School of Medicine
School of Dentistry

The ability to carry out an examination of the oral cavity and oropharynx is key to many dental specialties, including oral medicine, and is useful to other medical specialtists from family practitioners to gastroentologists. Whole chapters and even whole textbooks are written on the topic, and many different systems exist. Whatever system is used by a clinician, it must be systematic to ensure that no aspect of the examination is missed. It is also worth remembering how the oral examination fits in the overall diagnostic process:

History → Examination → Special investigations → Diagnosis → Treatment

The most fundamental concept in physical examination is the ability to distinguish normal anatomy from pathology, and to do this clinicians must have a sound understanding of what normal is.

Generally speaking, there are 2 types of examination: a screening examination in the absence of any specific complaint, as may occur during a dental check up; and an examination of a patient who has a specific complaint. The focus in the latter is mainly on the problem at hand, although a quick screening examination should also take place.

Physicial examination in medicine traditionally follows the sequence:

Inspection (looking) → Auscultation (listening with a stethoscope) → Palpation (feeling) → Percussion (tapping)

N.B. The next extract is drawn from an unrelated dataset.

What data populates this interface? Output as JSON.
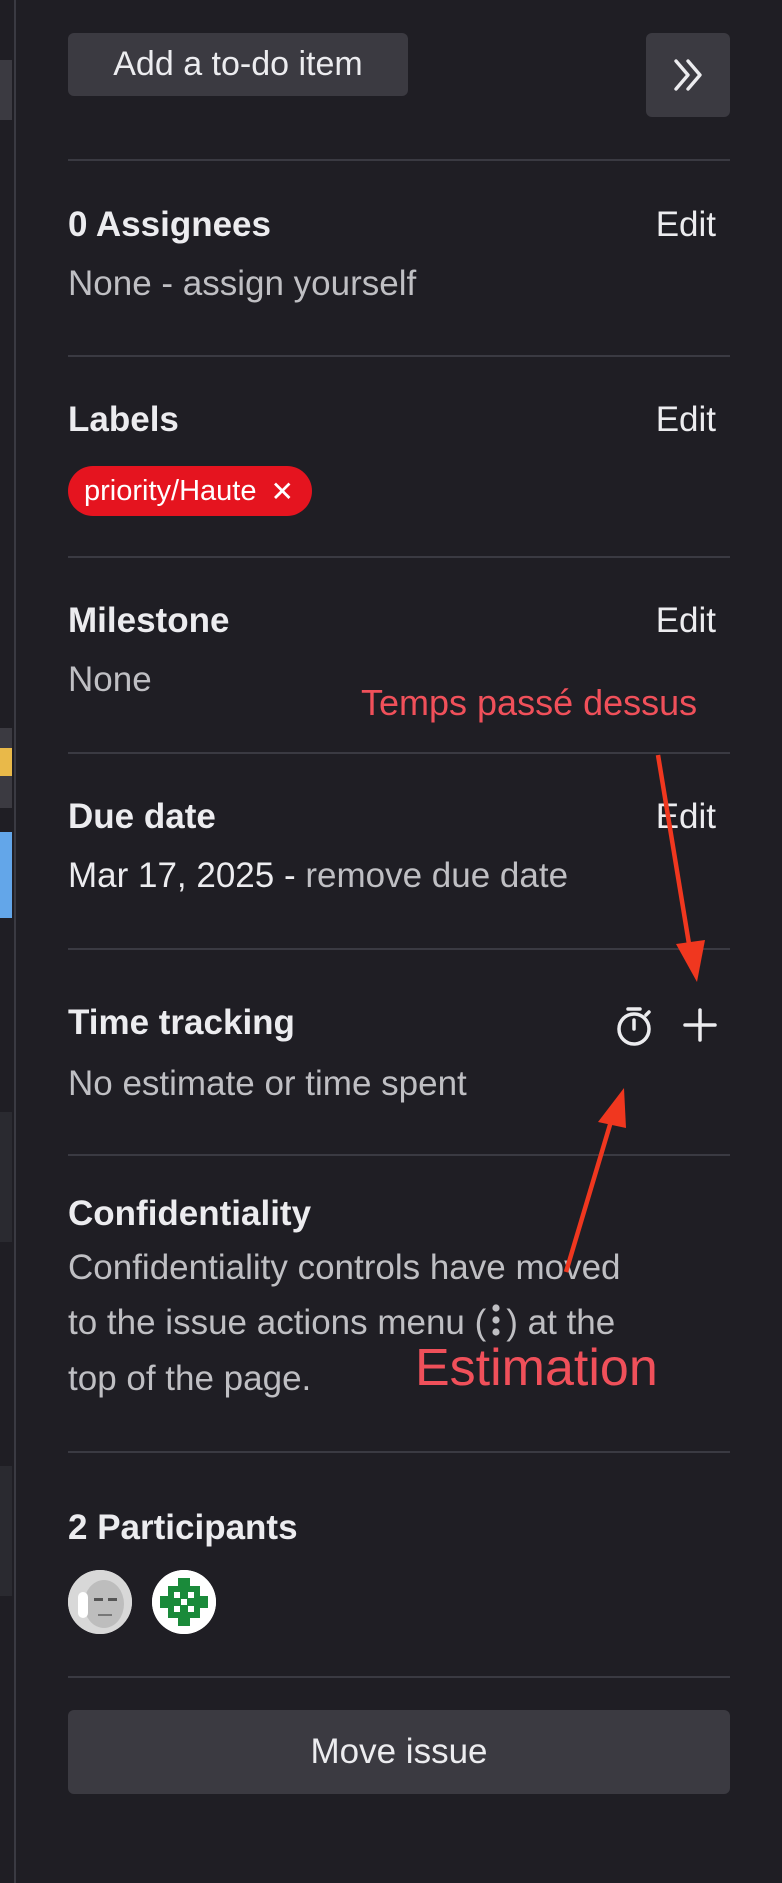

In the mouth, auscultation is rarely possible, although extra-orally it may sometimes be involved, e.g. listening to joint noises with the stethoscope over the TMJ. In oral examination, percussion generally applies only to teeth.

A common problem when looking into a dental mirror is that it becomes fogged with condensation every time the patient takes a breath. This can be most easily avoided by first gently pressing the face of the mirror against the buccal sulcus. The film of saliva that is imparted to the mirror face prevents any fogging. This of course requires that the patient has a normal coating of saliva on their mucous membranes. An alternative is to smear the face of the mirror with a very thin film of washing up detergent.

References and further reading[edit]

  1. Wood, NK; Goaz, PW (1997). Differential diagnosis of oral and maxillofacial lesions (5th ed.). St. Louis [u.a.]: Mosby. ISBN 978-0815194323. -- A little dated now, but a truly excellent textbook. See Part 1 "GENERAL PRINCIPLES OF DIFFERENTIAL DIAGNOSIS"
  2. Lua error in Module:Citation/CS1 at line 3556: bad argument #1 to 'pairs' (table expected, got nil).-- See Chapters 3, 4 and 5